 An international task force has decided to place Pakistan on a terrorism-financing watch list, a decision that has stunned and alarmed Pakistani officials and one that could deliver a major blow to the nation’s economy.
The Paris-based organization, the Financial Action Task Force, concluded its meetings on Friday with no public statement on Pakistan’s status.
In addition, a former high-level Pakistani official, speaking on the condition of anonymity so as not to jeopardize relationships with current negotiators for the government, told the New York Times that members of the task force had decided to place Pakistan on the list as of June.Pakistan had been on the list from 2012 to 2015.
Meanwhile Pakistan fears that the move will widen the country’s international isolation, damage its already emaciated economy, hurt its banking sector and hinder its access to international markets as it prepares to repay about $3 billion in debt this summer.
The Trump led US administration’s decision to suspend military aid to Pakistan is one of the most significant U.S. punitive actions against Pakistan since 2001. The United States has long been frustrated with Pakistan’s persistent acquiescence to safe havens for the Afghan Taliban and its vicious Haqqani branch in Pakistan (both of which benefit more from misgovernance in Afghanistan, but Pakistan’s aid helps a lot). 
Worse yet, Pakistan has provided direct military and intelligence aid to both groups, resulting in the deaths of U.S. soldiers, Afghan security personnel, and civilians, plus significant destabilization of Afghanistan.
Pakistan has long been a difficult and disruptive neighbor to Afghanistan, cultivating radical groups within Afghanistan as proxies.
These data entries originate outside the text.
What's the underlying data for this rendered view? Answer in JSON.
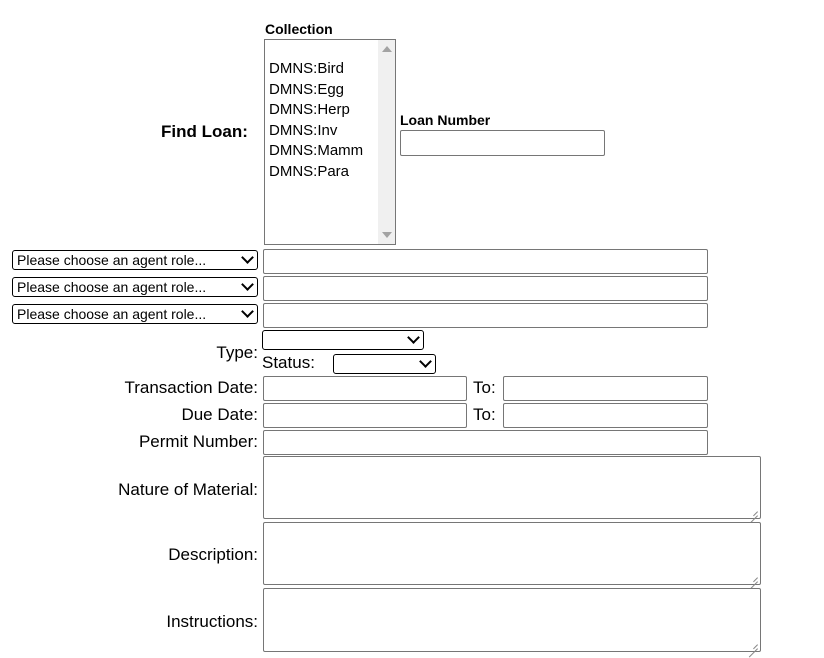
{
  "find_loan": {
    "label": "Find Loan:",
    "collection": {
      "label": "Collection",
      "options": [
        "DMNS:Bird",
        "DMNS:Egg",
        "DMNS:Herp",
        "DMNS:Inv",
        "DMNS:Mamm",
        "DMNS:Para"
      ]
    },
    "loan_number": {
      "label": "Loan Number",
      "value": ""
    }
  },
  "agent_rows": [
    {
      "role_selected": "Please choose an agent role...",
      "name_value": ""
    },
    {
      "role_selected": "Please choose an agent role...",
      "name_value": ""
    },
    {
      "role_selected": "Please choose an agent role...",
      "name_value": ""
    }
  ],
  "type": {
    "label": "Type:",
    "selected": ""
  },
  "status": {
    "label": "Status:",
    "selected": ""
  },
  "transaction_date": {
    "label": "Transaction Date:",
    "from": "",
    "to_label": "To:",
    "to": ""
  },
  "due_date": {
    "label": "Due Date:",
    "from": "",
    "to_label": "To:",
    "to": ""
  },
  "permit_number": {
    "label": "Permit Number:",
    "value": ""
  },
  "nature_of_material": {
    "label": "Nature of Material:",
    "value": ""
  },
  "description": {
    "label": "Description:",
    "value": ""
  },
  "instructions": {
    "label": "Instructions:",
    "value": ""
  }
}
It has augmented Afghanistan’s instability by providing intelligence, weapons, and protection to the Taliban and the Haqqani network. But years of U.S. pressure on Islamabad, alternating with economic aid and efforts to forge a strategic partnership—have failed to induce Pakistan to change.
Indeed,suspension of military aid to Pakistanand enlisting the country as terror sponsor is the most directly available coercive tool to persuade the country to give up arming the militants and destabilizing Afghanistan.
Pakistan has sought to head off its inclusion on the list by amending its anti-terrorism laws and by taking over organizations controlled by Hafiz Saeed, a Pakistan-based Islamist accused by the United States and India of being behind 2008 militant attacks on the Indian city of Mumbai in which 166 people were killed.
If Pakistan wants to be delisted from the terror list and avoid future sanctions, the country must truly cooperate with Afghanistan and the international community, including the US and close the sanctuaries of Taliban and Haqqani network and stop supporting them.
The terrorist grouping not only threats Afghans, but also the people of Pakistan and the whole region. Attacks that take place in Pakistan is due to the result of the wrong policies of Pakistan government that thinks instability in Afghanistan is in their benefit.
Pakistani officials are requested to walk along with Afghans and the international community in the path towards peace and friendship.